(Records)
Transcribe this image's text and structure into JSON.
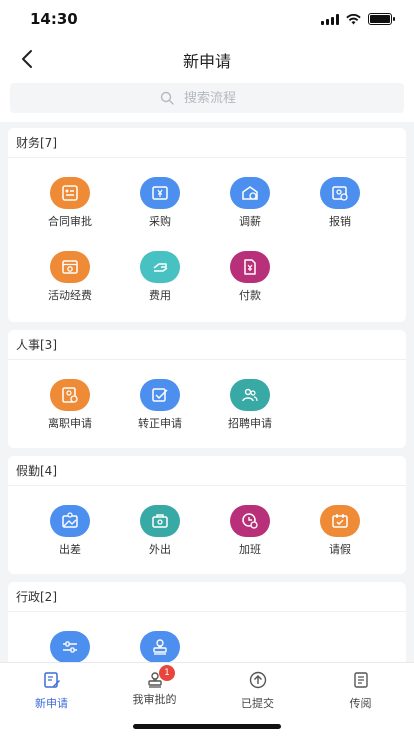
{
  "status": {
    "time": "14:30"
  },
  "nav": {
    "title": "新申请"
  },
  "search": {
    "placeholder": "搜索流程"
  },
  "sections": [
    {
      "title": "财务[7]",
      "items": [
        {
          "label": "合同审批",
          "color": "#ef8a36",
          "icon": "contract-icon"
        },
        {
          "label": "采购",
          "color": "#4d8fef",
          "icon": "purchase-icon"
        },
        {
          "label": "调薪",
          "color": "#4d8fef",
          "icon": "salary-adjust-icon"
        },
        {
          "label": "报销",
          "color": "#4d8fef",
          "icon": "reimburse-icon"
        },
        {
          "label": "活动经费",
          "color": "#ef8a36",
          "icon": "activity-fund-icon"
        },
        {
          "label": "费用",
          "color": "#48c1c3",
          "icon": "expense-icon"
        },
        {
          "label": "付款",
          "color": "#b8307a",
          "icon": "payment-icon"
        }
      ]
    },
    {
      "title": "人事[3]",
      "items": [
        {
          "label": "离职申请",
          "color": "#ef8a36",
          "icon": "resignation-icon"
        },
        {
          "label": "转正申请",
          "color": "#4d8fef",
          "icon": "regularization-icon"
        },
        {
          "label": "招聘申请",
          "color": "#39a9a5",
          "icon": "recruit-icon"
        }
      ]
    },
    {
      "title": "假勤[4]",
      "items": [
        {
          "label": "出差",
          "color": "#4d8fef",
          "icon": "business-trip-icon"
        },
        {
          "label": "外出",
          "color": "#39a9a5",
          "icon": "go-out-icon"
        },
        {
          "label": "加班",
          "color": "#b8307a",
          "icon": "overtime-icon"
        },
        {
          "label": "请假",
          "color": "#ef8a36",
          "icon": "leave-icon"
        }
      ]
    },
    {
      "title": "行政[2]",
      "items": [
        {
          "label": "",
          "color": "#4d8fef",
          "icon": "settings-slider-icon"
        },
        {
          "label": "",
          "color": "#4d8fef",
          "icon": "stamp-icon"
        }
      ]
    }
  ],
  "tabs": [
    {
      "label": "新申请",
      "icon": "edit-doc-icon",
      "active": true
    },
    {
      "label": "我审批的",
      "icon": "approve-stamp-icon",
      "badge": "1"
    },
    {
      "label": "已提交",
      "icon": "upload-circle-icon"
    },
    {
      "label": "传阅",
      "icon": "circulate-doc-icon"
    }
  ]
}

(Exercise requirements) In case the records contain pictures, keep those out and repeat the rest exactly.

(Exercise response)
Transcribe this image's text and structure into JSON.
{
  "status": {
    "time": "14:30"
  },
  "nav": {
    "title": "新申请"
  },
  "search": {
    "placeholder": "搜索流程"
  },
  "sections": [
    {
      "title": "财务[7]",
      "items": [
        {
          "label": "合同审批",
          "color": "#ef8a36",
          "icon": "contract-icon"
        },
        {
          "label": "采购",
          "color": "#4d8fef",
          "icon": "purchase-icon"
        },
        {
          "label": "调薪",
          "color": "#4d8fef",
          "icon": "salary-adjust-icon"
        },
        {
          "label": "报销",
          "color": "#4d8fef",
          "icon": "reimburse-icon"
        },
        {
          "label": "活动经费",
          "color": "#ef8a36",
          "icon": "activity-fund-icon"
        },
        {
          "label": "费用",
          "color": "#48c1c3",
          "icon": "expense-icon"
        },
        {
          "label": "付款",
          "color": "#b8307a",
          "icon": "payment-icon"
        }
      ]
    },
    {
      "title": "人事[3]",
      "items": [
        {
          "label": "离职申请",
          "color": "#ef8a36",
          "icon": "resignation-icon"
        },
        {
          "label": "转正申请",
          "color": "#4d8fef",
          "icon": "regularization-icon"
        },
        {
          "label": "招聘申请",
          "color": "#39a9a5",
          "icon": "recruit-icon"
        }
      ]
    },
    {
      "title": "假勤[4]",
      "items": [
        {
          "label": "出差",
          "color": "#4d8fef",
          "icon": "business-trip-icon"
        },
        {
          "label": "外出",
          "color": "#39a9a5",
          "icon": "go-out-icon"
        },
        {
          "label": "加班",
          "color": "#b8307a",
          "icon": "overtime-icon"
        },
        {
          "label": "请假",
          "color": "#ef8a36",
          "icon": "leave-icon"
        }
      ]
    },
    {
      "title": "行政[2]",
      "items": [
        {
          "label": "",
          "color": "#4d8fef",
          "icon": "settings-slider-icon"
        },
        {
          "label": "",
          "color": "#4d8fef",
          "icon": "stamp-icon"
        }
      ]
    }
  ],
  "tabs": [
    {
      "label": "新申请",
      "icon": "edit-doc-icon",
      "active": true
    },
    {
      "label": "我审批的",
      "icon": "approve-stamp-icon",
      "badge": "1"
    },
    {
      "label": "已提交",
      "icon": "upload-circle-icon"
    },
    {
      "label": "传阅",
      "icon": "circulate-doc-icon"
    }
  ]
}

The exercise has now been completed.